In several of my classes this week we have lost power. I need to start bringing a flashlight to class. In all fairness, I should note that most of the time that the power goes out, it comes back on within an hour, but sometimes it takes longer than that. These outages happen pretty regularly- I would bet on at least one outage a day. Still, I’ll never take readily available electricity for granted again. Or running water for that matter. At our house here in Malabo we need to get our water trucked in weekly since it is the dry season. For some reason the mosquitoes have been really bad in the house too. Still, it is very livable for me.

Last weekend we were invited to dinner by Exxon Mobil employees. Mobil Equatorial Guinea Inc. (MEGI) has a compound outside the city center that is affectionately known among some of us as Little Texas (describing both its appearance and inhabitants). That being said, we had an excellent dinner and our hosts were very generous. The employees were interesting people, and having lived in Malabo for a few years, offered very insightful perspective on the country and its recent history.

One guest described Malabo, EG very fittingly: he compared it to the wild West. Since the economy has practically blown up since oil drilling started in the mid 90’s, there has been an influx of money and people from all over the world- Chinese, Indians, Arabs, French, Canadians, Americans, etc. Everybody wants a piece of the action, hence the reason for a coup attempt in recent years and the government responding in the form of paranoia.

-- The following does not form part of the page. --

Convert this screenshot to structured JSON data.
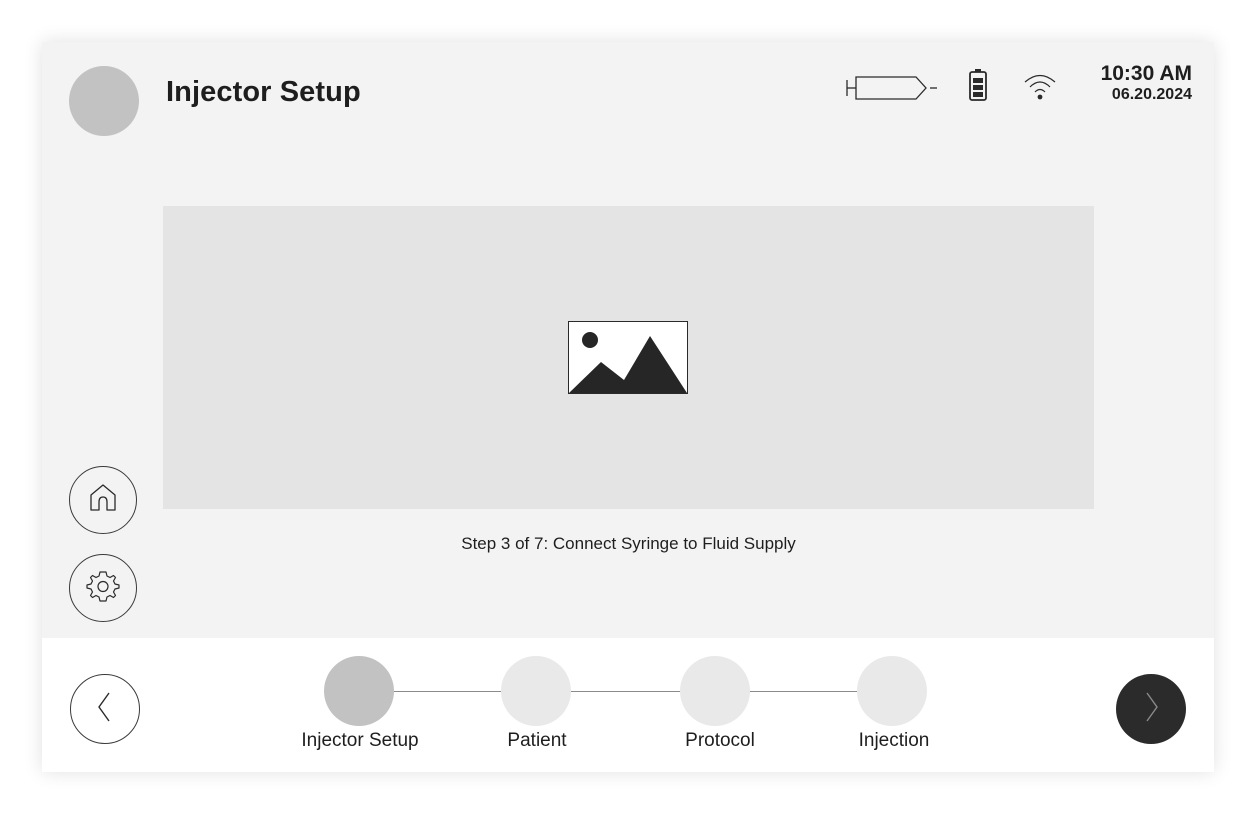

My response to living in this environment has been pretty complicated. At first I was disillusioned, now I am pretty much indifferent. I won’t say too much for fear of getting myself in trouble, but I will say that it leaves me pessimistic about the future of this continent in terms of development.

I have been planning my post-semester Eurotrip over the past few days. I booked two flights yesterday. Bucharest to Cluj-Napoca (Romania) followed by Cluj-Napoca to Budapest. It looks like my month long tour is going to look something like this: Madrid-Bucharest-Cluj-Budapest-Prague-Paris-Marrakech(Morocco)-Madrid. Seems a little bit unreal at the moment, but I am excited to see what earthly secrets I can uncover along the way. I am as excited about the destinations as I am about the fact that I will be traveling by myself, exploring cultures that are amazingly foreign to me (Romania?) all whilst exploring myself. I guess I have always had a romanticized impression of traveling solo.

Music recommendation: Check out Dallas Green’s new album: City and Colour – Bring me your love.

Saturday, February 9, 2008

P a n o r a m a s

Back in Malabo and with (shady) internet connection. Moka was beautiful and everything, but its nice to be sleeping in a bed and to be eating something different besides rice, beans, and spaghetti three meals a day. Picture time.

Take a good look at this beautiful girl. My research project focused on surveying the bat fauna of the island and we caught this unidentified species a few days ago. We sent pictures and dimensions to the foremost bat expert for Bioko Island, to which he replied something along the lines of “this bat is going to be interesting to identify.” Bats in equatorial Africa are under studied so who knows what will happen. I just think this is a gorgeous creature.

Chamaeleo faea. Very interesting creatures that are next to impossible to find. This girl was pretty reliable though.

This is a young tree hyrax that one of the research volunteers adopted whilst on the Caldera expedition. Sadly enough it died a few days after this picture was taken but such is the course of life. The elephant is the closest living relative to the tree hyrax.

Here is a field of bracken fern atop Pico BiaĆ³, somewhere around 1,900 meters above sea level.

The cascades were very impressive. Just to give some idea of the size of these things, I will note that the above picture is a composition of three photos taken in a portrait orientation and stitched.

The crater lake just over the peak. Absolutely gorgeous. Sorry for the inconsistent sky tones from the photo stitching.

A cow pasture to the west of the village.

Until next time...